With this style well-established after several films, The Favourite might be Lanthimos’ most heartwarming film yet, and seeing as it is about vicious backbiting, petty one-upmanship, and rampant betrayal, this says something about the auteur’s entire oeuvre. But Lanthimos is not reinventing his style here. Using the seed of a true-life story and with the help of an unceasingly sharp script by Deborah Davis and Tony McNamara, The Favourite balances depravity and disappointment, historicity and hilarity with exhilarating agility, reinventing the possibilities for historical costume epics, while quietly mocking the genre the entire time.

At the center of all the drama is Queen Anne (brought to roaring, whining life by Olivia Colman, in a performance not to be missed), who ruled Britain from 1702 to 1714. The story revolves around her relationships with her two closest confidantes, her “favourites,” Sarah Churchill (Rachel Weisz) and Abigail Masham (Emma Stone). At the film’s start, Sarah has been a trusted friend (with benefits) of the queen’s for some time, earning her a high place in Anne’s palace that she intends to use to continue to exploit, as the men of the kingdom play at war, whirling around the women at the center of the story with impotent idiocy.

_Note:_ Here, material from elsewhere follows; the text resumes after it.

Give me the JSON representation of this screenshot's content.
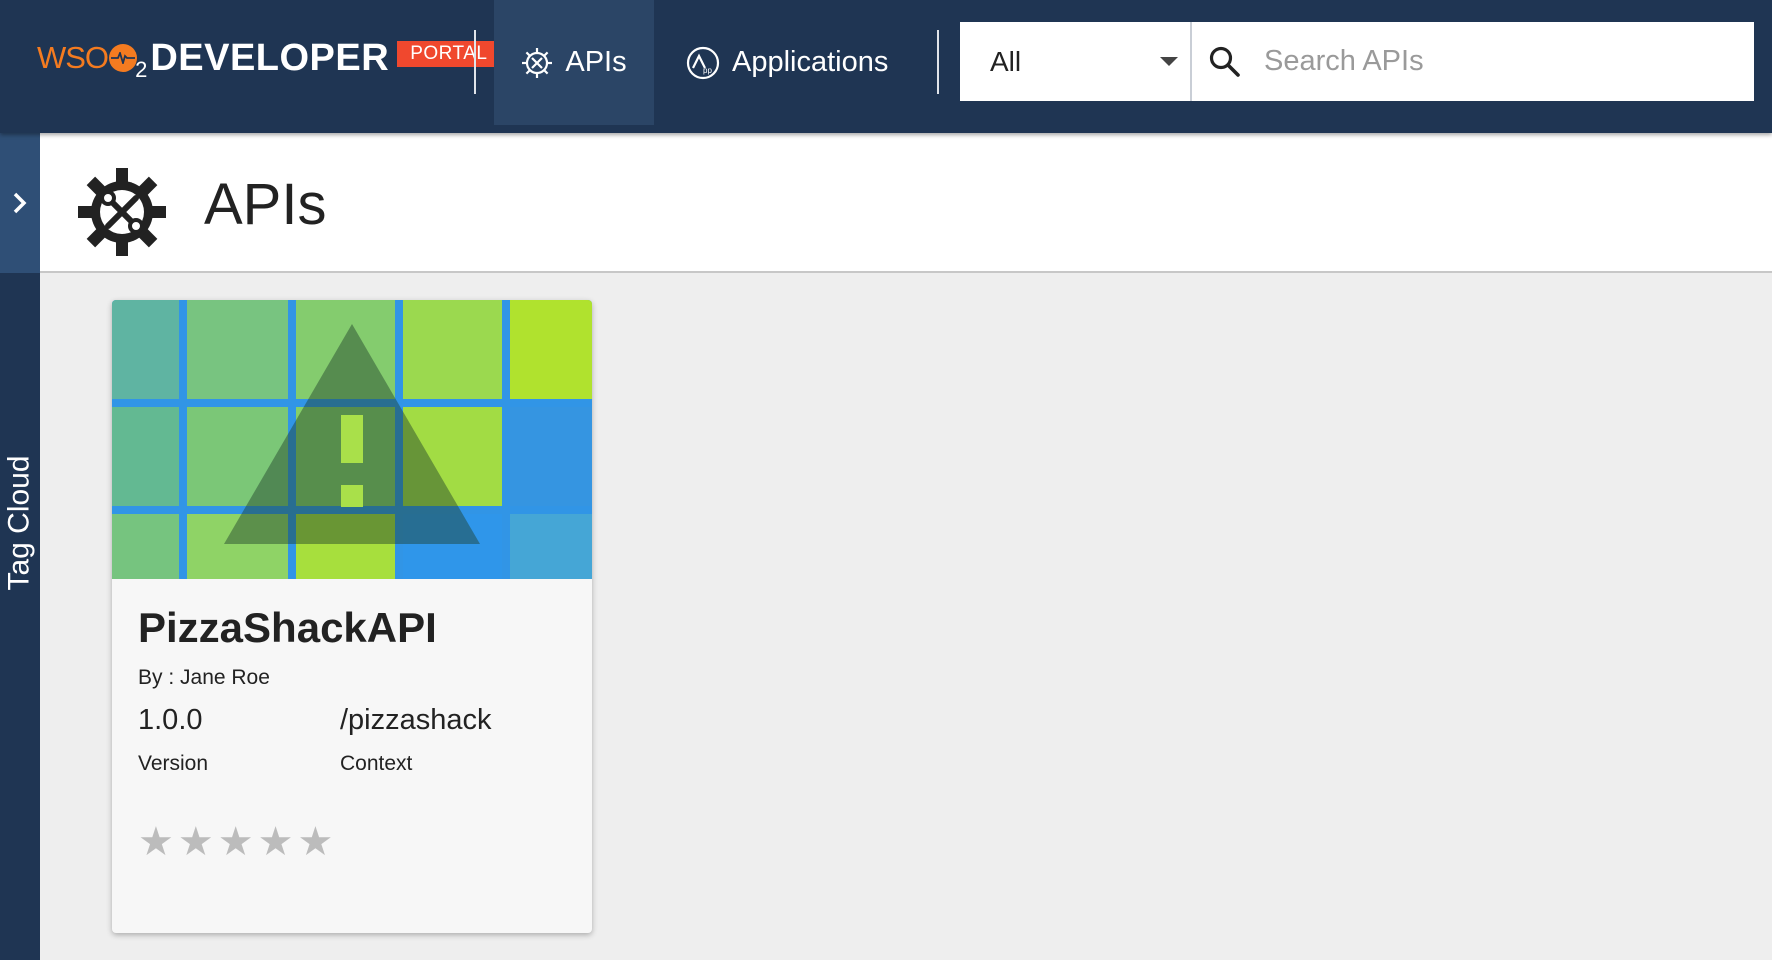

But the arrival of deceptively doe-eyed Abigail throws the entire power balance off-kilter. Abigail quickly moves from lowly housemaid to lady-in-waiting, and, for Sarah, Abigail’s rising star is nothing short of epicly annoying.

As Anne’s friends grow into one another’s foes and fight for her attention, the queen encourages the rivalry, shifting her affections like the most popular girl at school, giving just enough to each to keep them hanging on to her and holding on to their growing hatred for one another. That the actual serious happenings around the palace are mostly shown in buffoonish, confusing, often contextless glimpses only adds to the script’s point that those tasked with important power are often just as childish, if not more so, as the lowliest, orneriest teenage bullies. Instead of focusing on the typical historical drama facts, Lanthimos creates a world where few of the actual details matter. What does matter are the self-interested maneuverings and egos of fragile, frightened people. The Favourite defines political intrigue as unending schoolyard squabble.

If this snapping and backbiting were all The Favourite had going for it, it would still be a worthwhile, fun exercise, with truly brilliant performances. It’s a naughty playground for every one of its actors and works perfectly well as just that. But there is also spiritual richness to be found, even though it is buried under a crust of selfish sass. Lanthimos, Davis, and McNamara want to show the shadows that drive such cruel behavior, the disappointments and tedium that pushes privileged hearts and minds to destroy self and other.

The fact that this destruction is often disguised as playful jest makes the gravity of each self-obsessed action hit even harder. For audiences who want to dig deep beneath the silly surface, there is ample interrogation of class here, complete with stinging satire of the rich, powerful, and bored, evergreen topics deserving of continuous exploration, especially in our own snarky age. The Favourite reminds audiences, with every cutting jibe, sneering comeback, and withering glance, that the act of watching walled-off and wounded souls behaving badly is an invitation to attention. It offers the chance to glance into the broken looking glass, investigate the very human tendency to life-shattering temper tantrums, and (hopefully) point ourselves in another direction.